The LI is proposing to acquire some 10,000 acres of land. Large parts of the area is already recognised as a Site of Special Scientific Interest for the geology, plants, birds and habitats that are found there. It’s a Special Area of Conservation because of its Hen Harriers (and LI is proposing building a ‘Hen Harrier Observatory’ to give visitors better views of them). LI is seeking National Nature Reserve (NNR) status for the Moor, and presumably are confident it would get it. It makes you wonder just how much important land there is in the hands of grouse shooters who have one interest above all – providing artificially high numbers of just one species for the gun, and if that means stripping out functioning ecosystems by removing anything that threatens that species that’s too bad…

The Langholm Initiative website is a fascinating read. A particularly interesting feasibility study published on the site outlines how community ownership would benefit local people (a key part of the project, as shooting has always proclaimed the benefit it brings to locals – which is largely by hiring them to flush grouse to the guns as cheaply as possible or to kill native predators).

LI says that

  • The Common Moss will be secured for future generations.
  • There will be new opportunities for local organisations to connect with the land.
  • Local volunteers having a direct impact on the land.
  • Health and wellbeing associated with outdoor activities.
  • Potential work experience and training for young people (rural skills).
  • Direct and indirect employment through development work.
  • Undertaking positive climate action.

All very positive. One section of the study that had given us previous concern was a suggestion that “low intensity sporting activity may be possible in future“. While orienteering or cycling might make sense in some parts of the Moor, we would be extremely reluctant to support any proposal that might include, for example, shooting or so-called ‘trail hunting’ (which hunts use to get around the legal restrictions of the Hunting Act). Kevin appears, though, to have clarified LI’s position in a recent comment on Raptor Persecution UK, saying that, “The feasibility study acknowledges a number of potential uses that were suggested by the community including low intensity shooting (walked up). I can confirm that the final business plan does not include the shooting of grouse in any capacity. Trial [sic] hunting is also not included in the final business plan.” (The bold highlight is ours)

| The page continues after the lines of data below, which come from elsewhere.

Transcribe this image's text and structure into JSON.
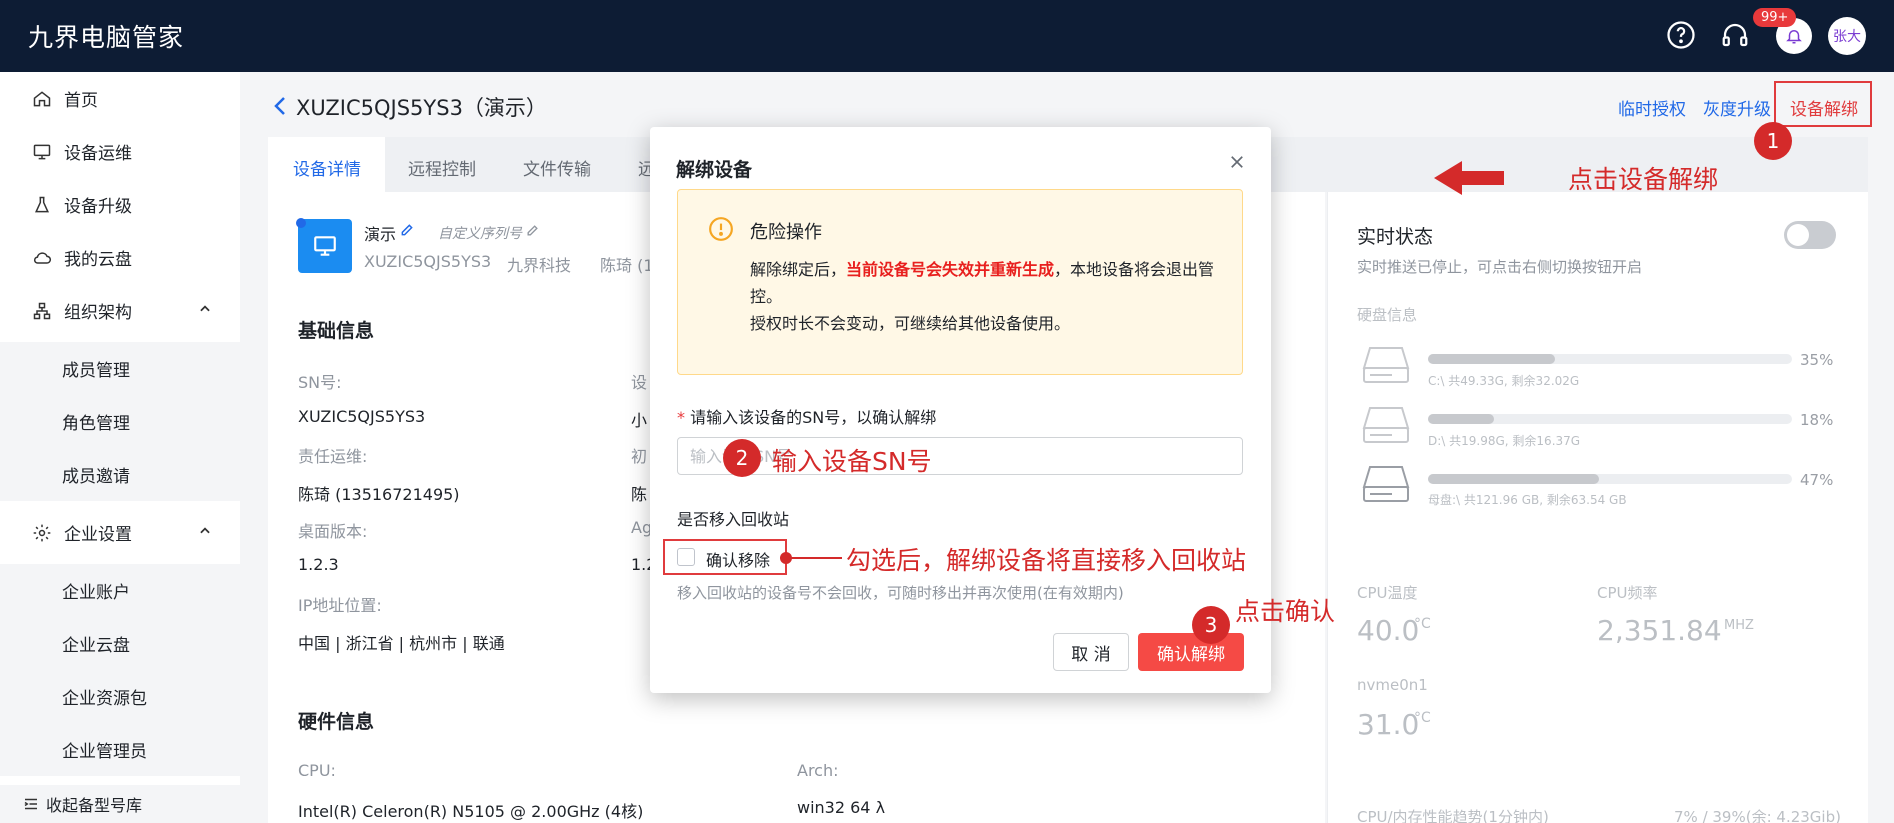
{
  "app": {
    "title": "九界电脑管家",
    "badge": "99+",
    "user": "张大"
  },
  "sidebar": {
    "items": [
      {
        "label": "首页"
      },
      {
        "label": "设备运维"
      },
      {
        "label": "设备升级"
      },
      {
        "label": "我的云盘"
      },
      {
        "label": "组织架构"
      },
      {
        "label": "企业设置"
      }
    ],
    "org_sub": [
      "成员管理",
      "角色管理",
      "成员邀请"
    ],
    "ent_sub": [
      "企业账户",
      "企业云盘",
      "企业资源包",
      "企业管理员"
    ],
    "footer": "收起备型号库"
  },
  "header": {
    "device_title": "XUZIC5QJS5YS3（演示）",
    "links": {
      "temp_auth": "临时授权",
      "gray_upgrade": "灰度升级",
      "unbind": "设备解绑"
    }
  },
  "tabs": [
    "设备详情",
    "远程控制",
    "文件传输",
    "远"
  ],
  "device": {
    "name": "演示",
    "custom_sn": "自定义序列号",
    "sn": "XUZIC5QJS5YS3",
    "company": "九界科技",
    "owner_short": "陈琦 (1"
  },
  "basic": {
    "title": "基础信息",
    "sn_label": "SN号:",
    "sn_value": "XUZIC5QJS5YS3",
    "col2_label1": "设",
    "col2_value1": "小",
    "ops_label": "责任运维:",
    "ops_value": "陈琦 (13516721495)",
    "col2_label2": "初",
    "col2_value2": "陈",
    "ver_label": "桌面版本:",
    "ver_value": "1.2.3",
    "col2_label3": "Ag",
    "col2_value3": "1.2",
    "ip_label": "IP地址位置:",
    "ip_value": "中国 | 浙江省 | 杭州市 | 联通"
  },
  "hardware": {
    "title": "硬件信息",
    "cpu_label": "CPU:",
    "cpu_value": "Intel(R) Celeron(R) N5105 @ 2.00GHz (4核)",
    "arch_label": "Arch:",
    "arch_value": "win32 64 λ"
  },
  "realtime": {
    "title": "实时状态",
    "subtitle": "实时推送已停止，可点击右侧切换按钮开启",
    "disk_title": "硬盘信息",
    "disks": [
      {
        "text": "C:\\ 共49.33G, 剩余32.02G",
        "pct_label": "35%",
        "pct": 0.35
      },
      {
        "text": "D:\\ 共19.98G, 剩余16.37G",
        "pct_label": "18%",
        "pct": 0.18
      },
      {
        "text": "母盘:\\ 共121.96 GB, 剩余63.54 GB",
        "pct_label": "47%",
        "pct": 0.47
      }
    ],
    "cpu_temp_label": "CPU温度",
    "cpu_temp": "40.0",
    "cpu_temp_unit": "°C",
    "cpu_freq_label": "CPU频率",
    "cpu_freq": "2,351.84",
    "cpu_freq_unit": "MHZ",
    "nvme_label": "nvme0n1",
    "nvme": "31.0",
    "nvme_unit": "°C",
    "trend_label": "CPU/内存性能趋势(1分钟内)",
    "trend_value": "7% / 39%(余: 4.23Gib)"
  },
  "modal": {
    "title": "解绑设备",
    "warn_title": "危险操作",
    "warn_line1_pre": "解除绑定后，",
    "warn_line1_hl": "当前设备号会失效并重新生成",
    "warn_line1_post": "，本地设备将会退出管控。",
    "warn_line2": "授权时长不会变动，可继续给其他设备使用。",
    "sn_label_req": "*",
    "sn_label": "请输入该设备的SN号，以确认解绑",
    "sn_placeholder": "输入设备SN号",
    "recycle_label": "是否移入回收站",
    "recycle_check": "确认移除",
    "recycle_hint": "移入回收站的设备号不会回收，可随时移出并再次使用(在有效期内)",
    "cancel": "取 消",
    "confirm": "确认解绑"
  },
  "annotations": {
    "m1": "1",
    "m2": "2",
    "m3": "3",
    "a1": "点击设备解绑",
    "a2": "输入设备SN号",
    "a3": "勾选后，解绑设备将直接移入回收站",
    "a4": "点击确认"
  }
}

This is a bold and innovative initiative that presents a very real alternative to a hundred years or so of destroying wildlife and the environment so that a few hobbyists can ‘enjoy’ a day out splattering Red Grouse. Or as Rob Sheldon wrote on his blog recently, it “sounds so much better than a degraded landscape managed as a grouse moor so a handful of people can kill a load of grouse each year!”. Indeed it does. The next move is to find enough funds to complete purchase of the land, and efforts are well underway. An application to the Scottish Land Fund has been made, and LI will be seeking private donations in due course. Additionally, a free membership scheme is open to locals living in two postcode areas, DG13 (which covers Langholm) and DG14 (which covers neighbouring Canonbie), and a non-voting Associate Membership is open to supporters further afield.

It seems to be full-steam ahead then, and in fact just today LI blogged thatLangholm Initiative has been approached by the Development Trusts Association Scotland to support organisations in the community to apply for funding from the Supporting Communities Fund.” The fund has been set up by the Scottish Government to support the community response to Covid-19.


As a final thought, LI says on its website that, “For 25 years our projects have been improving the area, and the lives of people that live here. The Langholm Initiative is the link to the wider world, and by developing a network of useful contacts, and a skilled team of staff, we will continue to ensure that this is a great place to live, work and visit“.

If the sound of guns were gone forever, and the sight of Hen Harriers quartering the moors restored, many of us would agree wholeheartedly that Langholm would indeed now be “a great place to live, work and visit“. In fact, we’d be booking our post-lockdown visit as soon as the tickets go on sale…